Are you an avid reader with an excellent grasp of the English language, spelling, grammar and writing issues? If you are seeking a new direction, one option may be to start a home-based proofreading or editing business.

A major lifestyle change can be exciting, and launching a business can be a leap into the unknown. However, any entrepreneur will tell you that a critical part of this process is to start by asking some key questions. These may cover issues like who will be your customers, your rationale for taking on a new endeavour, how you like to work and what it takes to be a successful business owner.

  • Who needs editing and proofreading services?

Anyone who writes for a public audience and requires editing or proofreading assistance is a potential client. Future customers may include authors, copywriters, editors and publishers, business owners, advertising companies, corporate communications and public relations agencies, website owners, university students, creative directors, among others.

  • What skills and knowledge do I need to get ahead?

Having a passion for reading, a good grasp of English language, grammar, punctuation, spelling, and writing styles, as well as a gift for spotting errors, are all excellent starting points. However, investing in some training is recommended to prepare to enter a competitive professional marketplace. Understanding fundamental publishing industry practices can be critical for making career progress, gaining credibility with customers and increasing earning potential. Being prepared to do some voluntary work is also helpful for achieving not only some experience but also acquiring positive testimonials that can be used in your future marketing.

  • How do I want to work as a freelance editor/proofreader?

    • Understanding the different types of editing jobs you can do is an important consideration for choosing how you’d like to work. Proofreading, copyediting, and structural editing have unique tasks and responsibilities and usually occur at separate stages of the publishing process. Many proofreaders and editors opt for specialisation to make it easier to pitch their skills to a particular market, but others prefer to remain generalists.
    • Connecting with customers requires decisions about naming your business, branding and key messaging around marketing channels. Presenting a professional and consistent presence can have a critical impact on customers’ perceptions of your services. If you already have some background experience in writing and publishing, you can list your credentials in your marketing to prospective clients. You may also have some contacts and readymade networks to tap into. If you’re new to the field, you can emphasise your personal qualities, behaviours and any specialised skills you acquired during your previous occupation, job or academic studies.
    • Deciding what business structure suits your needs is necessary for achieving your business goals related to profitability and growth. In New Zealand, the two most common choices for freelance editors are a sole trader or a limited company, and each has its own legal and financial obligations. Selecting a business model depends on whether you want to work alone or with others and what level of administration, tax and legal responsibilities you feel comfortable with.
    • Managing customer expectations, meeting deadlines and handling business pressures requires a professional attitude. From writing emails to social media interactions, and conducting business activities like invoicing and completing jobs, all need a high level of work ethics and excellence to make a positive lasting impression on customers.

The NZIBS Proofreading and Editing course provides an introduction to the world of publishing and includes the main stages in the editing process, the scope of different levels of editing, industry practices with handling different writing genres, traditional and onscreen proofreading mark-up methods, and a range of business fundamentals.

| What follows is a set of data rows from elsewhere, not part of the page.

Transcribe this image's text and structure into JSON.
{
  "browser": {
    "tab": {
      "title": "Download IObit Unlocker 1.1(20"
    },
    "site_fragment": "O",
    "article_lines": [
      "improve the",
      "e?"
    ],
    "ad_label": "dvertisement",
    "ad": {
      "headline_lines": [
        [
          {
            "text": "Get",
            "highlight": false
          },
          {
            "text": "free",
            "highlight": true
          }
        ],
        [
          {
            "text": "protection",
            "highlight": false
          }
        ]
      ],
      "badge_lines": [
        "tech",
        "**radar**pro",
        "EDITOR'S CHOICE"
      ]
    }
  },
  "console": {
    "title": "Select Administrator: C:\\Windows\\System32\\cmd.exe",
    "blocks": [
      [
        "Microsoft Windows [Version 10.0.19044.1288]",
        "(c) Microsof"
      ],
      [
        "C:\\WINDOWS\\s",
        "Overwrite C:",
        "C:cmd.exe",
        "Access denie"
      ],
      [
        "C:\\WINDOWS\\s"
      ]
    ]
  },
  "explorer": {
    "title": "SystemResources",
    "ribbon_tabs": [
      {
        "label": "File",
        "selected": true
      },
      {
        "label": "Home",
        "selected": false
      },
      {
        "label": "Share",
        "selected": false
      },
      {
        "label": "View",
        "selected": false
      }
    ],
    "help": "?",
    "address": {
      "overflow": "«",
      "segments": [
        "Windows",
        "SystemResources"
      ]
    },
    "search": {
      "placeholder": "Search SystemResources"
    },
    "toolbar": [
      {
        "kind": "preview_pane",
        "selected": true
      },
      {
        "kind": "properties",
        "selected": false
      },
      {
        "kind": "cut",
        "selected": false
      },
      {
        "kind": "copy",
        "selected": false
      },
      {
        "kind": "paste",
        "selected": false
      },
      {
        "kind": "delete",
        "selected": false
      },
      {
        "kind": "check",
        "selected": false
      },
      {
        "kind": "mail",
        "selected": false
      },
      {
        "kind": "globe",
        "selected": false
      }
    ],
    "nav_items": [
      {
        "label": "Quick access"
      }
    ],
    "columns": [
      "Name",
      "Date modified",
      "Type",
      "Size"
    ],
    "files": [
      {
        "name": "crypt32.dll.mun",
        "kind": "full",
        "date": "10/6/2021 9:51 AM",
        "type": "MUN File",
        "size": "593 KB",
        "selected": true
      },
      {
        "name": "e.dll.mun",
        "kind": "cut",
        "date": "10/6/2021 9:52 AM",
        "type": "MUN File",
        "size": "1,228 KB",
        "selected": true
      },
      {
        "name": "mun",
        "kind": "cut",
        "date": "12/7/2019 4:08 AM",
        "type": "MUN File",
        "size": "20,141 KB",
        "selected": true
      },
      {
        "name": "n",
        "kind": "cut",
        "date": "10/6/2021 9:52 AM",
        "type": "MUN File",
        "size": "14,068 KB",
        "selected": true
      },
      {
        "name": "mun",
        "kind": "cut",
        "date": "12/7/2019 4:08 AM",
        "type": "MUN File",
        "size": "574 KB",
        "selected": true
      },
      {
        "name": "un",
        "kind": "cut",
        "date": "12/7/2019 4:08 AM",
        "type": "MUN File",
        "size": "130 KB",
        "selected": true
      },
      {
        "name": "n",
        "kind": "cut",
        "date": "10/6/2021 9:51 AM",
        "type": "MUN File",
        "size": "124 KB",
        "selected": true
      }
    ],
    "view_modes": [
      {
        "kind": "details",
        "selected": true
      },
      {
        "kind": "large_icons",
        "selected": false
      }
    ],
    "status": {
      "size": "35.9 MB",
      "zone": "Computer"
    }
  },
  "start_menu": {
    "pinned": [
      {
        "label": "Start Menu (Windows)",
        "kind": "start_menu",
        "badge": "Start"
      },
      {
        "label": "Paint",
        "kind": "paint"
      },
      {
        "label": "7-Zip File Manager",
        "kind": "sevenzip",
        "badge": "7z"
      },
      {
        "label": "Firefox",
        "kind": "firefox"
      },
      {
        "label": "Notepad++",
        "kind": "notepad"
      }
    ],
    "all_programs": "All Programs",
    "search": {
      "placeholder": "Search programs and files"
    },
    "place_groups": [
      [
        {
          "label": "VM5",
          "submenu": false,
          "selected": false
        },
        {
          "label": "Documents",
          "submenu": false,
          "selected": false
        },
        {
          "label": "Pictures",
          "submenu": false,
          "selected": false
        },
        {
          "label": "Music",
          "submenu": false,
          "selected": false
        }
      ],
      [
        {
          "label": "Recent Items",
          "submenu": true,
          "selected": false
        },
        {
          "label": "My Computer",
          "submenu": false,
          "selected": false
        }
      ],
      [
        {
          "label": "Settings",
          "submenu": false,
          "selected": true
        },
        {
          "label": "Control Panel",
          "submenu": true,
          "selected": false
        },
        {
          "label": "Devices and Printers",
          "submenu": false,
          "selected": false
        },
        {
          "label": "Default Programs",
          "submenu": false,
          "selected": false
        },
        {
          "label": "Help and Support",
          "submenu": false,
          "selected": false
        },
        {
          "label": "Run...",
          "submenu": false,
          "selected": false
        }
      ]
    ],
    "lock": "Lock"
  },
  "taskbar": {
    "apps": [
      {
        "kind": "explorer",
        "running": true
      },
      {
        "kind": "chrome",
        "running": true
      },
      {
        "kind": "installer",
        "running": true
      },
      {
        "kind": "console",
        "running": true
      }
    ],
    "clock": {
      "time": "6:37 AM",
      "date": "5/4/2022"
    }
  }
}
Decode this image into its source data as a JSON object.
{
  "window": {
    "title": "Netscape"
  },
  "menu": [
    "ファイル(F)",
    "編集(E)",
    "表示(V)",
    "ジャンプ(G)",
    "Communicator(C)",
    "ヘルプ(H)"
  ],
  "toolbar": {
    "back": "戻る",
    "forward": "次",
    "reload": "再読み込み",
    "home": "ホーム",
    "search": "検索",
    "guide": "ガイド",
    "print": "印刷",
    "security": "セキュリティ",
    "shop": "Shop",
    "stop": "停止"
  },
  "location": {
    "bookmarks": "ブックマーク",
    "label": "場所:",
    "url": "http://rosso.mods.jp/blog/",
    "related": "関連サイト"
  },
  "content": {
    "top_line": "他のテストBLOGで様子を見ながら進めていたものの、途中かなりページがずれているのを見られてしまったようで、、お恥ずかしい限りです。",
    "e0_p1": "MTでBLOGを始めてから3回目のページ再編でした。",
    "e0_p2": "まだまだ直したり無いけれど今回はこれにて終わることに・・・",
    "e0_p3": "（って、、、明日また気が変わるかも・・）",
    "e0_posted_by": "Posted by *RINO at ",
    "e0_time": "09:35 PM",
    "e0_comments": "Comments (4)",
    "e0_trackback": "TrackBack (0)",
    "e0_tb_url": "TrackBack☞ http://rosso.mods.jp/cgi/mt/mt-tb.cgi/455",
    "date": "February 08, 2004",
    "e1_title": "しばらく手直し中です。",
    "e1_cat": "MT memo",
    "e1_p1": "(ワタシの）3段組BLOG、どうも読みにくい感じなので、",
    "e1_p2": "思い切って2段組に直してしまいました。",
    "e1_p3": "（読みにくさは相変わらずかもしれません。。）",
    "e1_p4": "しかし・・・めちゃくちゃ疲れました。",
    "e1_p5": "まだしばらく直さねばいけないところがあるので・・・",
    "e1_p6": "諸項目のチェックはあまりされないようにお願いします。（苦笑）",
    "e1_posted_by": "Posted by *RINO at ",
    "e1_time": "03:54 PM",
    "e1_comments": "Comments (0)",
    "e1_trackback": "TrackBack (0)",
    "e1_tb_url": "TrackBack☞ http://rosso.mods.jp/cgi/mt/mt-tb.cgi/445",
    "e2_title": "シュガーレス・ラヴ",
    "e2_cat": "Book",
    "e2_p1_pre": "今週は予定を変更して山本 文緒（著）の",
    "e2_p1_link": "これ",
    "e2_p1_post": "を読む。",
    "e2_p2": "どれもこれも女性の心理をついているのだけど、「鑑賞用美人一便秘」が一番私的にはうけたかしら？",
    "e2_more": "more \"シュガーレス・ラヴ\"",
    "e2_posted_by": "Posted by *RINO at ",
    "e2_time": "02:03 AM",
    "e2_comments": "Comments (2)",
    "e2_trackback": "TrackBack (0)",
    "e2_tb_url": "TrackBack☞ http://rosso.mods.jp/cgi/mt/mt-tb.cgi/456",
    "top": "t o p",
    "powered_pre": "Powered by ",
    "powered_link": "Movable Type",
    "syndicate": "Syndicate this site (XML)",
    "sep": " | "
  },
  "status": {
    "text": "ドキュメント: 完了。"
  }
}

Want to get paid to find spelling misteaks?

Did you spot it? Do spelling “misteaks” jump off the page at you? Train to become a professional proofreader. Create new career opportunities. Study from home, at your own pace. Learn from industry experts.